*** Source data ***

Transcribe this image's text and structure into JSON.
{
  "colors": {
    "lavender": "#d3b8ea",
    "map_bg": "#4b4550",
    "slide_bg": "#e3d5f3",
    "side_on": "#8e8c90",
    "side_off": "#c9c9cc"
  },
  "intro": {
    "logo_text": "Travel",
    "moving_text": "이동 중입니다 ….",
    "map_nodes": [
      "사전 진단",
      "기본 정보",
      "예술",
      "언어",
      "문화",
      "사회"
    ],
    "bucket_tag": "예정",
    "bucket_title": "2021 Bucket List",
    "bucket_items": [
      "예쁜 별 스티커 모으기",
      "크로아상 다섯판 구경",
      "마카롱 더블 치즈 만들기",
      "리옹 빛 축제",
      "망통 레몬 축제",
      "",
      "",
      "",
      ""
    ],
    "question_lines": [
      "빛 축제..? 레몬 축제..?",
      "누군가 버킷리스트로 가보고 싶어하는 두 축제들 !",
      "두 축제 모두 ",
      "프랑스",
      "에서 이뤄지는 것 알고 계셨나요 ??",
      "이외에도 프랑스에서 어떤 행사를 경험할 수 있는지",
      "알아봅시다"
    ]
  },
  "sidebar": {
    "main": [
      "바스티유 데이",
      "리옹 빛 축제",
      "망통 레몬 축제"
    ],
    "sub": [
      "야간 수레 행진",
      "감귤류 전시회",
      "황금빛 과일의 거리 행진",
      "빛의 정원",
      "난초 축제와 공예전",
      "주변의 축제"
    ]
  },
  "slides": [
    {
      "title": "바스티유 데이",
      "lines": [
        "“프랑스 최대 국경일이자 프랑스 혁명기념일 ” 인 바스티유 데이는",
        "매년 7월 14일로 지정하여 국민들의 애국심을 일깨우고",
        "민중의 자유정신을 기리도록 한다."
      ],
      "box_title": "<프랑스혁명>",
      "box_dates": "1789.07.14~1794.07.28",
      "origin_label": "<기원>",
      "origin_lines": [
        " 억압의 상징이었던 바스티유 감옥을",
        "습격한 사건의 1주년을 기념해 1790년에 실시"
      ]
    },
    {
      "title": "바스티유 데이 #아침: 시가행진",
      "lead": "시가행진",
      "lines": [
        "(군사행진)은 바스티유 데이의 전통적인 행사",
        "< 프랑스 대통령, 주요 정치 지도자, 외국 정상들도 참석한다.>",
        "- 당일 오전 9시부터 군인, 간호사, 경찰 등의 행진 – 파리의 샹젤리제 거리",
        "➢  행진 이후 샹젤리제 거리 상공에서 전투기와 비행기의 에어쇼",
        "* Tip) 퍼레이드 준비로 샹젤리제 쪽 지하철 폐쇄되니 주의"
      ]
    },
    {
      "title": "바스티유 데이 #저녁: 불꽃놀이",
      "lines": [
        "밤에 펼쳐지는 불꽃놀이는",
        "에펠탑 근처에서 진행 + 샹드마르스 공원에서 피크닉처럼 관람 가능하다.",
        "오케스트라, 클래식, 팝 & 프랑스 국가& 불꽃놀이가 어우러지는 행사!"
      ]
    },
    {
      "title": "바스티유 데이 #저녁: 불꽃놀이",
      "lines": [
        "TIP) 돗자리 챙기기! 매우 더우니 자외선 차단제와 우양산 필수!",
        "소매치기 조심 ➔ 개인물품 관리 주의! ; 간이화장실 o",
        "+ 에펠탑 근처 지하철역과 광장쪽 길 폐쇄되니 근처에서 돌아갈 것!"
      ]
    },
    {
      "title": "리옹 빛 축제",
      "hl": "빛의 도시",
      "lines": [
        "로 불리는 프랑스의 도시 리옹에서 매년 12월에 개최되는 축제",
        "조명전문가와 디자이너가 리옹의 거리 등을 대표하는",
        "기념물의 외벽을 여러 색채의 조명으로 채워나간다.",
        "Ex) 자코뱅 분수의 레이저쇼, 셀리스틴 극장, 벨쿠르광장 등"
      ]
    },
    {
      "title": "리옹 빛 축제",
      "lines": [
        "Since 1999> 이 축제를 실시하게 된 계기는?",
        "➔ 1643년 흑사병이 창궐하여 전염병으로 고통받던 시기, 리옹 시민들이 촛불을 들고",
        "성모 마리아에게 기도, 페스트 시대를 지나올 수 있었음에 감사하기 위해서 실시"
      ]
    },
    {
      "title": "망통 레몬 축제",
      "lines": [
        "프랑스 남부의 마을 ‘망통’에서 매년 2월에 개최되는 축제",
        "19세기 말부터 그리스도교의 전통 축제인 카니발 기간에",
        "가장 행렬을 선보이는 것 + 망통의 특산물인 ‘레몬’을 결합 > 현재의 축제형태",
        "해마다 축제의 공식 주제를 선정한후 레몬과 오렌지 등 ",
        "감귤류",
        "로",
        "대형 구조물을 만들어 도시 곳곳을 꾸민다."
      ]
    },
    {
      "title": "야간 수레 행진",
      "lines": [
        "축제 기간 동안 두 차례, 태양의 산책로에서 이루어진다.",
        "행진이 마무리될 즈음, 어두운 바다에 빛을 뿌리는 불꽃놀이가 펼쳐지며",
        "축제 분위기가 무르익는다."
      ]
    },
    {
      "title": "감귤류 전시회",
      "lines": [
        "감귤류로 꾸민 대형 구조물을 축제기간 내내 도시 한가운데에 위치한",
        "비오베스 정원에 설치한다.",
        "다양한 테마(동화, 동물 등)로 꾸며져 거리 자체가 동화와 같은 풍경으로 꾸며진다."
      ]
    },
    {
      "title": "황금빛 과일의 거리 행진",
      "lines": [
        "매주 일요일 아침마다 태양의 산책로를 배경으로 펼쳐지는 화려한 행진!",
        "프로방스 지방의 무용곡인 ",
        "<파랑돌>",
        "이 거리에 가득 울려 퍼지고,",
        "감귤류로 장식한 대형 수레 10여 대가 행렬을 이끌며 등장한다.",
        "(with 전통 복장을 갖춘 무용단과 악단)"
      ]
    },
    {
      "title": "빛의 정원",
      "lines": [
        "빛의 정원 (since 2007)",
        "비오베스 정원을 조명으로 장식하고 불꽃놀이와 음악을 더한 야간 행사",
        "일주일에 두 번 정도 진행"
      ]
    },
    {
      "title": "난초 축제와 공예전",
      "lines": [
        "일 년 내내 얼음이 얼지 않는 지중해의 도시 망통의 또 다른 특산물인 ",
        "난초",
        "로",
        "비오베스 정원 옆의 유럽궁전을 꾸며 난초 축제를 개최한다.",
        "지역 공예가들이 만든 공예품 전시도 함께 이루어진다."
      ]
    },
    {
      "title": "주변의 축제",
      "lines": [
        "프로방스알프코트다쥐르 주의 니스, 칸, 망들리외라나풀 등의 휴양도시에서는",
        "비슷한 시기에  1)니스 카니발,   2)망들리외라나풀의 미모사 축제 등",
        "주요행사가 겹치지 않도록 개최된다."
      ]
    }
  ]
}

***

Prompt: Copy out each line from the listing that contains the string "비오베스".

Response box:
        "비오베스 정원에 설치한다.",
        "비오베스 정원을 조명으로 장식하고 불꽃놀이와 음악을 더한 야간 행사",
        "비오베스 정원 옆의 유럽궁전을 꾸며 난초 축제를 개최한다.",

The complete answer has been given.